„… rozpomeňte se na Seslání Ducha Svatého, uposlechněte hlasu Církve svaté“: Pozdně barokní malby Josefa Františka Pilze v kostele Nanebevzetí P. Marie ve Slatinicích

Title in English “...remember the Descent of the Holy Spirit, obey the voice of the Holy Church”. The Late Baroque Paintings by Josef František Pilz in the Church of the Assumption of the Virgin Mary in Slatinice
Authors

JAKUBEC Ondřej

Year of publication 2020
Type Chapter of a book
MU Faculty or unit

Faculty of Arts

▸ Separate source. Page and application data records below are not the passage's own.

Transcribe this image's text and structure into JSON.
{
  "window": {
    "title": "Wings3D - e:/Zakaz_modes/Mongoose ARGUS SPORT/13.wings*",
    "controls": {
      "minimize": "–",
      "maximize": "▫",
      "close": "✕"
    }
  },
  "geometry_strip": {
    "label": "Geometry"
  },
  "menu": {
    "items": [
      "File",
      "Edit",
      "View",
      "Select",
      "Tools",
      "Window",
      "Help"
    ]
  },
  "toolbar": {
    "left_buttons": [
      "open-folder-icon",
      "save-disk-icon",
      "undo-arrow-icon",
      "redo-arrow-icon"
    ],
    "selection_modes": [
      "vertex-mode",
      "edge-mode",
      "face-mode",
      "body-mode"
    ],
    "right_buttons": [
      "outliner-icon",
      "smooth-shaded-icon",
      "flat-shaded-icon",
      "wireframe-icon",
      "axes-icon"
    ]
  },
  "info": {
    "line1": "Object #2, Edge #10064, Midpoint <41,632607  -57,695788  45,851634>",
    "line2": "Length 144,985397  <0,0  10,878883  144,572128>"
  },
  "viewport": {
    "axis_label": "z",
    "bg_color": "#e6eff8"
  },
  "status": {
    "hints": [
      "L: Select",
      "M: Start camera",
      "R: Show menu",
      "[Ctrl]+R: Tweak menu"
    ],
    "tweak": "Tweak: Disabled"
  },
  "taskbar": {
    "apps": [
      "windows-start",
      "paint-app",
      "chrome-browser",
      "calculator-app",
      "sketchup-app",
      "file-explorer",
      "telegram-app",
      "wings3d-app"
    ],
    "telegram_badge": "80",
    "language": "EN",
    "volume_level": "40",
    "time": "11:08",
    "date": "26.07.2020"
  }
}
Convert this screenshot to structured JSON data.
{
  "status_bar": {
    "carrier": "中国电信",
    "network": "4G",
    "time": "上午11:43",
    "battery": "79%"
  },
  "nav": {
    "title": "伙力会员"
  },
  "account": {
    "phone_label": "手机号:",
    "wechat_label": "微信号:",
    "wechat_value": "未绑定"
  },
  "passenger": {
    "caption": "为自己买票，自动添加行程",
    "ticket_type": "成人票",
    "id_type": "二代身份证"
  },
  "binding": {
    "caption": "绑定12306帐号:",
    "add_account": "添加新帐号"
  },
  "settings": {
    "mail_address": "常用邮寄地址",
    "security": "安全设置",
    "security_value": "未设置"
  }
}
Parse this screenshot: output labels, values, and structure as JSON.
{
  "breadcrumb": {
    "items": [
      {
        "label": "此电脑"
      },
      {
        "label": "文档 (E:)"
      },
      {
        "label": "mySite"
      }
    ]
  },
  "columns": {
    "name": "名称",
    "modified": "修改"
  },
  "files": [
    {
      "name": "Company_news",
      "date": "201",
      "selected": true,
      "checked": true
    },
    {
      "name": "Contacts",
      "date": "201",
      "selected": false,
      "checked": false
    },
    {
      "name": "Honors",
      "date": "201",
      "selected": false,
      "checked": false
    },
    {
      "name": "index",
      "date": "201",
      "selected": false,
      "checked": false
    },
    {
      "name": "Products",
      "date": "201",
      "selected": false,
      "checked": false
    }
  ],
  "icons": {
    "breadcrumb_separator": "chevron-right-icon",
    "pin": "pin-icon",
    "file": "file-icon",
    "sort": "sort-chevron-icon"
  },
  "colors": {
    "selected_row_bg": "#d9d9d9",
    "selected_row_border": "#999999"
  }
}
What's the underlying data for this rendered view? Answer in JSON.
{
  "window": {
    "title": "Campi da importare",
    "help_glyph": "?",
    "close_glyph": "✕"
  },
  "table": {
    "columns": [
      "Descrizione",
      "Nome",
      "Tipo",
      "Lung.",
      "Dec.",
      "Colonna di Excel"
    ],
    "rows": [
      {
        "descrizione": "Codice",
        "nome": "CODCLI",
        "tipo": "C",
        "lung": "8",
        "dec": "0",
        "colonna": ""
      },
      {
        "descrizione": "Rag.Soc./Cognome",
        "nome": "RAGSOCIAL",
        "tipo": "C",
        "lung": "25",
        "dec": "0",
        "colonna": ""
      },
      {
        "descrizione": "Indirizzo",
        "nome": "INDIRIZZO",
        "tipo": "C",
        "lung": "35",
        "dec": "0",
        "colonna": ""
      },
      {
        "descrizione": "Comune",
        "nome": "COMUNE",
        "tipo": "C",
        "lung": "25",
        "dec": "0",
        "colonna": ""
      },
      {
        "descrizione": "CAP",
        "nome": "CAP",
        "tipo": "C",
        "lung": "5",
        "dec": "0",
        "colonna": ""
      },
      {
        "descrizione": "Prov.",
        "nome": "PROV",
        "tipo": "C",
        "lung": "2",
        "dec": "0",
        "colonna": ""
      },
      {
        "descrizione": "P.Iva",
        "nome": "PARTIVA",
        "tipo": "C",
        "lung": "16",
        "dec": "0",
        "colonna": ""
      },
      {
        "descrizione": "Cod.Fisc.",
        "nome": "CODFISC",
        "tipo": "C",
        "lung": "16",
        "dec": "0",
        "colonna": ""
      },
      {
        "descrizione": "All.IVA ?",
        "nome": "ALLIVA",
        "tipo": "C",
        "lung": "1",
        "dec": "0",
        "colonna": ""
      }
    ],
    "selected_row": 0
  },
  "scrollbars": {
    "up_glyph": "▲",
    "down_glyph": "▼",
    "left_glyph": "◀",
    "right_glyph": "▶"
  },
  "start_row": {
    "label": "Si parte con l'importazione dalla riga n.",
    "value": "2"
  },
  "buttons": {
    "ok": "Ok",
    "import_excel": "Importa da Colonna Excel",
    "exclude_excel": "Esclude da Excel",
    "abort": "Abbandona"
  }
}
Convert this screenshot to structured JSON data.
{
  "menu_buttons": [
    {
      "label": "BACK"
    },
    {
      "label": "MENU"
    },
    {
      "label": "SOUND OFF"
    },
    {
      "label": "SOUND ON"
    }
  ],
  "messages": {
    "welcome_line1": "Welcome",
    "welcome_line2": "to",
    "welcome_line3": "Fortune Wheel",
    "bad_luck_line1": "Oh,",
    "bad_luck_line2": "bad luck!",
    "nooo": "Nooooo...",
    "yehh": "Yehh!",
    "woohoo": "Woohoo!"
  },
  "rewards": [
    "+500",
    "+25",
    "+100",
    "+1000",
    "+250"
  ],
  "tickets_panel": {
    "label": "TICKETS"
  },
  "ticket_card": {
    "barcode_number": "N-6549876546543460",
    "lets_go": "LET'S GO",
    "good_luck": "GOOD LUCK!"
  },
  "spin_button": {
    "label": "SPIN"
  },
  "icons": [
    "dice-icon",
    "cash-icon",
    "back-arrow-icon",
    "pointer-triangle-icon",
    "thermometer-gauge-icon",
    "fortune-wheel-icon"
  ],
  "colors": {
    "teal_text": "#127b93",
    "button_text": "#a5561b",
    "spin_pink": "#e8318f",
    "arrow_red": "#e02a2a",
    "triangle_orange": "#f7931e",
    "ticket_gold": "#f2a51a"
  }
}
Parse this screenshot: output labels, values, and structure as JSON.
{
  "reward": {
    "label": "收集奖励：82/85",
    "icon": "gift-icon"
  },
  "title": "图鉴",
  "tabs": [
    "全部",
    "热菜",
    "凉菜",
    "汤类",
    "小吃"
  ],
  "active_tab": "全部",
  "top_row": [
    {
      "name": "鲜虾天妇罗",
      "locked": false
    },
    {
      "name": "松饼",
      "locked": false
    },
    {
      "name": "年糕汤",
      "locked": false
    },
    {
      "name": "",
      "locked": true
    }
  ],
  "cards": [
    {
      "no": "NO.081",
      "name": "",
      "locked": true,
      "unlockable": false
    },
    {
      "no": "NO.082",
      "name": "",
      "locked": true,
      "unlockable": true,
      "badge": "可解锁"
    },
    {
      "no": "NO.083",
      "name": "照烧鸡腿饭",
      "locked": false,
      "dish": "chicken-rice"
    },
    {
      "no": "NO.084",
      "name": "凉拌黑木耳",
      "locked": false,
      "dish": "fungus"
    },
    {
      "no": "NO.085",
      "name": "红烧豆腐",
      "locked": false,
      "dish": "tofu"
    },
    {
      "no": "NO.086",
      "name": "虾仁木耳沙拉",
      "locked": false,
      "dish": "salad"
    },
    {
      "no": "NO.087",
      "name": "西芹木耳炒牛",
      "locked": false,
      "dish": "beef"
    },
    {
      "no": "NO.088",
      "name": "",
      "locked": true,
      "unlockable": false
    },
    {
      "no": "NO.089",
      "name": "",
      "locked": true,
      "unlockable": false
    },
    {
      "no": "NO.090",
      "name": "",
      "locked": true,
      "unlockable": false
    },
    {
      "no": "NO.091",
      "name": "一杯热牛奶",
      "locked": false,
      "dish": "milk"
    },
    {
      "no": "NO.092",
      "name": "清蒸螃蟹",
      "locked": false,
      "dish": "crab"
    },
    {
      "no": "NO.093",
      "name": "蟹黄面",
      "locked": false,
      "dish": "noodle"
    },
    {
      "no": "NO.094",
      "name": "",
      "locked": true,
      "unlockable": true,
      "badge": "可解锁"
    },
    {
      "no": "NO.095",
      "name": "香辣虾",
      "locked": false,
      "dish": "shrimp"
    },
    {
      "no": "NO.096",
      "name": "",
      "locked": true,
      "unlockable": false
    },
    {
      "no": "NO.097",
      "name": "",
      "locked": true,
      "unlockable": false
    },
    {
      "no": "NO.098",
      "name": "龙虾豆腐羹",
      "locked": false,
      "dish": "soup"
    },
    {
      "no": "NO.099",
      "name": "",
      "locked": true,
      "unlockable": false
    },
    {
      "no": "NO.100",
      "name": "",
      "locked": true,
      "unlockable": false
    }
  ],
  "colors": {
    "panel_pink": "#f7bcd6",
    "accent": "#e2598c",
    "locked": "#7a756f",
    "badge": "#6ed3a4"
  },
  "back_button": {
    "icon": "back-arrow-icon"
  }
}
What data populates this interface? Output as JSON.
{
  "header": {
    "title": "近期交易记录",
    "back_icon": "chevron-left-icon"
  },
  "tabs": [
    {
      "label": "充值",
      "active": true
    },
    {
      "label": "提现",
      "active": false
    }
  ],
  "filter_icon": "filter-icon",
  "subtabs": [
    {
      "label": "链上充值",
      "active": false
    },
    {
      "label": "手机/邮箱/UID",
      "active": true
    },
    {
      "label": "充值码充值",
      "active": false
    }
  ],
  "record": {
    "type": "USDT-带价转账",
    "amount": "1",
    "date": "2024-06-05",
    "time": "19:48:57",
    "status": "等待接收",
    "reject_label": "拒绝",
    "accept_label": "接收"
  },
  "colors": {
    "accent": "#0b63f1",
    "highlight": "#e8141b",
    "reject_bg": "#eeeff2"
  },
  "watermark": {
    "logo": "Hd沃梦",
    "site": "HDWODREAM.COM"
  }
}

Citation
Description The Church of the Assumption of the Virgin Mary in Slatinice in the Olomouc region is a remarkable new structure, which was developed and decorated in the 1870s as a result of the focused interest of the local pastor Václav Hlávka (†1768) and thanks to his generous funding. The complex fresco decoration was assigned to the painter Josef František Pilz/Piltz (1711–1797), who was born in Retz, Lower Austria, and after his training in Brno (at J. J. Etgens’s studio) lived and worked in the Olomouc and Kromeříž regions. His work however penetrated beyond the borders of Moravia when he decorated the Holy Trinity Church of the Trinitarians order in Krakow-Kazimierz with his frescos in 1757–1758. The paintings in the dome of the oval nave and chancel were created between 1772–1773/1774. The paintings in the choir – The Holy Trinity with archangels and angels, representatives of the Old and New Testaments – and the main nave – the scene of the Descent of the Holy Spirit, which is not very common in our environment, have been preserved to date. The basic idea of this scene, i.e. the establishment of the Church and its global mission, is then developed by the mural on the narthex vault, which J. F. Pilz with his son covered with personifications of four continents. The paintings truly represent Pilz’s style with its air of rococo, nevertheless, the circumstances of the choice of the central scene still remain as an important question which has not yet been raised. The paper is hypothetically considering the possibility of whether the tradition of (mostly published) sermons of the significant clergyman Bohumír Hynek Bílovský (1659–1725), who lived and worked in Slatinice from 1708 until his death, could play its role in this. A number of his printed sermons were based around the Whitsun symbolism and the Pentecostal story and the question arises then as to whether this could be subsequently also reflected in the choice of the fresco decoration, no matter that this happened two generations later. The relation between the sermons and the church decorations lies in the manner of how both of these media turn to the believers gathered in the church and how they are often directly connected. Bílovský himself, in one of his places of operation – at the Church of Saint Liborius in Jesenice – purposefully related his sermons to the murals in the church. By analogy, Pilz’s frescos could function as a religiousdisciplinary element accompanying sermons, which, in the spirit of the tradition of Bílovský, could a) strengthen the basic principles of Catholic teaching about the universal Church and the salvation of man within its framework, but concurrently b) directly react to the weak faith of local believers, which was a frequent topic of Bílovský’s sermons and reflected the practice of weak religious consciousness in the Hanakian countryside. In this sense, the general proposition would apply about the pedagogical-indoctrination (confession-building) role of religious art, in particular in the Catholic environment after the Council of Trent. Here the iconography of the Descent of the Holy Spirit was also redefined, which with its missionary and “conversion” story corresponded to the current universalistically hegemonic policy of the Counter-reformation Church.